Scientists and polygraph experts testified at a public hearing yesterday that a plan to uncover foreign spies by administering so-called lie detector tests to as many as 12,000 employees would backfire and damage national security.
Roger Johnston, a scientist at Los Alamos National Laboratory, called the proposed polygraph testing "bad science and bad personnel management" that would only serve to drive top-flight scientists out of the Department of Energy's nuclear weapons complex.
His comment came at the DOE's fourth and final public hearing on the testing program, which was proposed early this year by Energy Secretary Bill Richardson to tighten security in the wake of alleged Chinese espionage at Los Alamos. Congress subsequently passed legislation requiring the polygraphs.
The earlier hearings took place last week at the Lawrence Livermore National Laboratory in California and the Los Alamos and Sandia National Laboratories in New Mexico. They proved highly emotional, including threats by scientists to quit and angry references to the late Sen. Joseph McCarthy's hunt for communists inside the federal government. More than 120 employees at the three labs spoke at the hearings, and all but a handful opposed DOE's plan to institute polygraphs for those working on nuclear weapons programs.
According to the department's proposed regulations, the polygraph exams will be voluntary, but employees who refuse to take them may be transferred to new job assignments.

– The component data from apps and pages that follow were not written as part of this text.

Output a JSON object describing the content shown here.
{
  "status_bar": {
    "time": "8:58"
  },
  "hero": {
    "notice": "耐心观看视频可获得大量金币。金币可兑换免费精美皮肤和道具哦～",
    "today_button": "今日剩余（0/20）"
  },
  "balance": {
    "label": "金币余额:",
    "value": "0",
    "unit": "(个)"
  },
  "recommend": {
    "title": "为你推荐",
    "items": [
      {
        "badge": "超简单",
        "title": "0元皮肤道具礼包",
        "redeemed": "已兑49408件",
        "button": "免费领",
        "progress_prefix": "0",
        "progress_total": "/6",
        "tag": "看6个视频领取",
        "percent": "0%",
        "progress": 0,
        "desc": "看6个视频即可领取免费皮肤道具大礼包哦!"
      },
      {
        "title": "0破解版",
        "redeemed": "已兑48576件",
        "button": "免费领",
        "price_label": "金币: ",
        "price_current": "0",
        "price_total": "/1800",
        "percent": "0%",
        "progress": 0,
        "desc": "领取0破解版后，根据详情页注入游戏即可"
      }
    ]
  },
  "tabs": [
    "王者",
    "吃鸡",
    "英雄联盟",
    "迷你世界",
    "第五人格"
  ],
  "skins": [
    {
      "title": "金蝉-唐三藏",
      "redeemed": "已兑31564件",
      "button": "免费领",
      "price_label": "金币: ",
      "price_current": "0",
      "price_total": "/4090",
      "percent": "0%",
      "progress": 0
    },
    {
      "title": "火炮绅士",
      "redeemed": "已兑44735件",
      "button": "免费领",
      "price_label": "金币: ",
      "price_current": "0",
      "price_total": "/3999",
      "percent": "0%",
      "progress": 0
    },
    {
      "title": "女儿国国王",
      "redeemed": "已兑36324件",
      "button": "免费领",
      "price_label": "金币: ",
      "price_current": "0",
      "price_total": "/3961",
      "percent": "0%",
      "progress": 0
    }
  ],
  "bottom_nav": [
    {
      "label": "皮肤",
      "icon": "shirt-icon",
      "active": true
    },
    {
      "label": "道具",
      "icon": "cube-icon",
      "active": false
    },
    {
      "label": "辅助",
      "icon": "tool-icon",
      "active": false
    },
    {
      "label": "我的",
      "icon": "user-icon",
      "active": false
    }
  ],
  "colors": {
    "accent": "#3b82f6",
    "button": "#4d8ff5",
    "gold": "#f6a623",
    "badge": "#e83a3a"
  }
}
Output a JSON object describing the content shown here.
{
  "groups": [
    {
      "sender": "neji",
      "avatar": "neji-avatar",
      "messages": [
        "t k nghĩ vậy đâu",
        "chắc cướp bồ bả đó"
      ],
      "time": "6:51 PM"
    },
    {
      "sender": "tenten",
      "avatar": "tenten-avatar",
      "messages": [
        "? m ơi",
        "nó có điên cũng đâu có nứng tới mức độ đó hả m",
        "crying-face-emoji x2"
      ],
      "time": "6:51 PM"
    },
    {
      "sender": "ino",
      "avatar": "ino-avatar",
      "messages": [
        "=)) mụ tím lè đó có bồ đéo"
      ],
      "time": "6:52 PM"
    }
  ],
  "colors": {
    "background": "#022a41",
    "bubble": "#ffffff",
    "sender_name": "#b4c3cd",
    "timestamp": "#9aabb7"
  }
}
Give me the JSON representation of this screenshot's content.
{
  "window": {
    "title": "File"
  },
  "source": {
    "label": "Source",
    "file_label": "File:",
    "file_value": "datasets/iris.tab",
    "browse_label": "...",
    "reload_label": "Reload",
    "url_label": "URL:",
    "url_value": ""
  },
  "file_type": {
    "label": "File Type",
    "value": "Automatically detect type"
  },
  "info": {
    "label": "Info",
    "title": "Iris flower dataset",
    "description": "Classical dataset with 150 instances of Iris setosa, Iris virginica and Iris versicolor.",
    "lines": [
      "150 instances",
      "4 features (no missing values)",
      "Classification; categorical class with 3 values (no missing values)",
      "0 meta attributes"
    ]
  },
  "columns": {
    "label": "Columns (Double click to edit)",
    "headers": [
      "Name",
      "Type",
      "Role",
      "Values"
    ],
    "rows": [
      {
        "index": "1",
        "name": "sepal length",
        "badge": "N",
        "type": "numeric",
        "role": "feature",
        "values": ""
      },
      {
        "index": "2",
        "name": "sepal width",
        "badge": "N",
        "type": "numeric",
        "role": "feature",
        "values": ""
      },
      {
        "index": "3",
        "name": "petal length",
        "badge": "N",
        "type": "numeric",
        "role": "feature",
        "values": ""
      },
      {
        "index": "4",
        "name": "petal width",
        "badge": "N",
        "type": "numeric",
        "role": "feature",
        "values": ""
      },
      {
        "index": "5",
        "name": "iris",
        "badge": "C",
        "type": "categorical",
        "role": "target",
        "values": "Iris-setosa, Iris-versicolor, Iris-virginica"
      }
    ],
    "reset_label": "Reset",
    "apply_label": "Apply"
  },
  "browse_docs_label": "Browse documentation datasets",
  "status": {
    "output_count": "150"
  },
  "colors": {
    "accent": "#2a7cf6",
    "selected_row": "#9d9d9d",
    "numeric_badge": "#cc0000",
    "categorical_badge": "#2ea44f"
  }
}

At Los Alamos last Friday, one scientist who works with computer codes said: "Not since McCarthy have Americans been asked to take loyalty oaths." The scientist, John Ambrosiano, also described Richardson's recent taking of a polygraph exam as "a stunt."
Retired Air Force Gen. Eugene E. Habiger, a former head of the U.S. Strategic Command who was hired by Richardson as DOE's "security czar," attended all four hearings. He said it was no surprise that there was "almost unanimous opposition" at each of the labs. "The comments ranged from practical suggestions on word changes to 'you don't trust me,' to 'my integrity is in question--I don't like that,' " he said.
The department is expanding a polygraph center in Albuquerque to handle all tests for the department, said John C. Browne, director of Los Alamos. Because each exam takes about half a working day, only 50 can be done a week, or 2,500 a year. That means it will take at least five years to cover all targeted employees, Browne said.
David Renzelman, manager of the polygraph program in DOE's Office of Counterintelligence, said examiners will ask only four questions: whether employees have engaged in sabotage, espionage, unauthorized contact with foreign agents and unauthorized passing of classified information.
"The [scientists] will be treated with dignity and respect," Renzelman said. "It will be done professionally. It will be done once. It will be done right."
Los Alamos posted some comments by employees on its World Wide Web site. John Longer, an administrator, said polygraph testing "will give Congress a chance to feel good about themselves" but would create anxiety among staffers and still "allow the trained spy to go free."
Bob Kares of the weapons design section likened polygraph exams to "dousing for water with a willow stick." He said the test has led him to consider leaving his job.
James Theiler, an employee in the Space and Remote Sensing Sciences section at Los Alamos, asked whether the Energy Department would use polygraphs to catch spies "or if they're too lazy to conduct honest investigations." At the Sandia lab, three opponents presented scientific attacks on the reliability of polygraphs, including slides, Habiger said.
After reviewing the public comments, the DOE can keep the rules as proposed, change them, decide that no polygraphs are needed, or make significant changes and issue a second draft of regulations that would require a new round of hearings. DOE officials said they hope that changes will be few and that tests can begin early next year.
Truth or Consequences
The polygraph test proposed for Energy Department employees working on nuclear weapons programs takes about four hours, most of which involves pre-test questioning, according to a senior department official who recently took the test.
For instance, he was told to write a number between three and five, and then directed to answer "no" when asked whether he wrote one, two, three, four or five. He was then shown that the machine reacted to his answer at four.
Finally, before the actual test, he and the polygraph operator went over the four questions he would be asked.
Have you ever:
Had unauthorized contact with a foreign intelligence service?
Given unauthorized information to a foreign intelligence service?